So, you’ve got a bit of the theory down and now you’re ready to jump into it and get creating, but which topics are really suited to the infographic format?

There are literally tons of different topics that work well on an infographic.

Here are some ideas for a few small businesses that we’ve come up with.

General – Trends in a sector, end of the year wrap up, yearly style guides, seasonal picks, reminder infographics with important dates, top 10/50/100 of a topic, about us or history of.

Food based businesses – Recipes, seasonal foods, menu changes, making of infographic, health/healthy eating, exercise, food and kids infographics, foods to avoid, how to use different appliances, types of food (beers, fruits etc)

Shops – how to tutorial, evolution of a topic, behind the scenes, fashion tips, graphic and print examples, ethical topics, location based infographic, routine infographic, understanding techniques.

Trades – how to’s, keeping areas tidy and safe, using your new area, architecture/history behind, care for your car/home/properties, teaching the process of trades, how is a house built, ethical practices, sustainability.

Education – learn about topics, benefits of, understanding design, education in different locations, turning a hypothesis into an infographic.

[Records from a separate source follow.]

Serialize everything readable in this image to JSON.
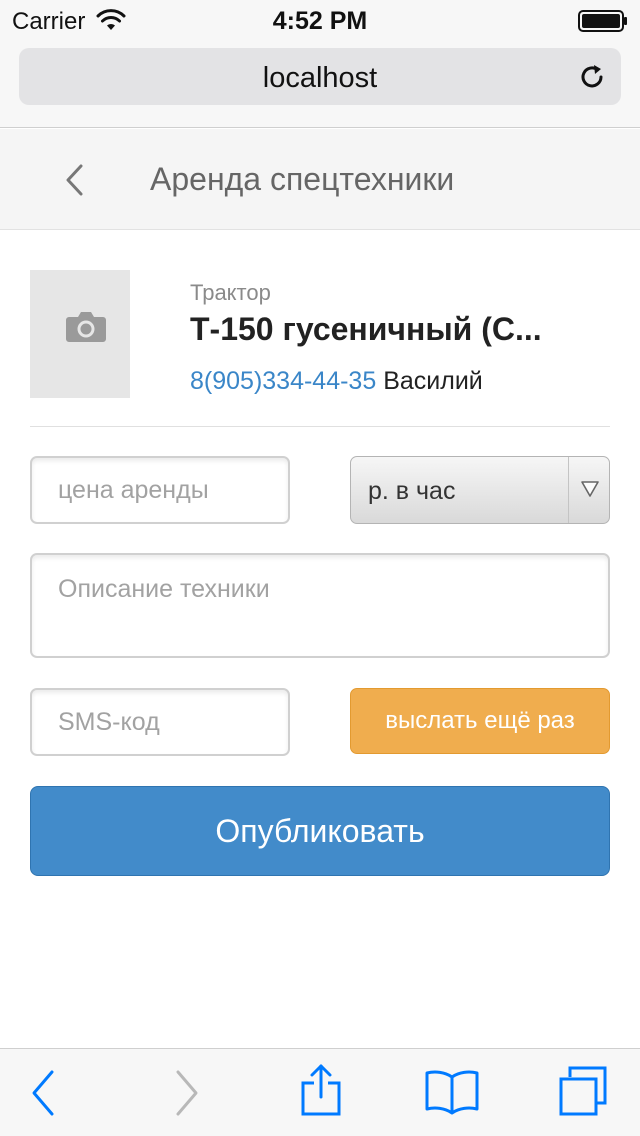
{
  "status_bar": {
    "carrier": "Carrier",
    "time": "4:52 PM",
    "icons": [
      "wifi-icon",
      "battery-icon"
    ]
  },
  "browser": {
    "address": "localhost",
    "icons": [
      "reload-icon"
    ],
    "toolbar_icons": [
      "back-icon",
      "forward-icon",
      "share-icon",
      "bookmarks-icon",
      "tabs-icon"
    ],
    "accent_color": "#007aff"
  },
  "header": {
    "title": "Аренда спецтехники",
    "icons": [
      "back-arrow-icon"
    ]
  },
  "item": {
    "category": "Трактор",
    "title": "Т-150 гусеничный (С...",
    "phone": "8(905)334-44-35",
    "owner": "Василий",
    "photo_icon": "camera-icon"
  },
  "form": {
    "price_placeholder": "цена аренды",
    "unit_selected": "р. в час",
    "description_placeholder": "Описание техники",
    "sms_placeholder": "SMS-код",
    "resend_label": "выслать ещё раз",
    "publish_label": "Опубликовать"
  },
  "colors": {
    "publish": "#428bca",
    "resend": "#f0ad4e",
    "link": "#3a86c8"
  }
}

As you can see there are swathes of topics that you could cover and if you have an editorial calendar already created it might be a good idea to take a look over your topics and see if any could fit into the infographic format.

If you have a creative mind then infographics might be a great way to break out from the crowd. For more information or a chat on the subject of blogging, reach out to Kittie or Gem at hello@sero.digital


If you enjoyed reading this blog post, check out similar ones on the blog page. Feel free to get in touch with to chat about your latest project ideas - we love a good excuse for more tea.

Gemma Koeman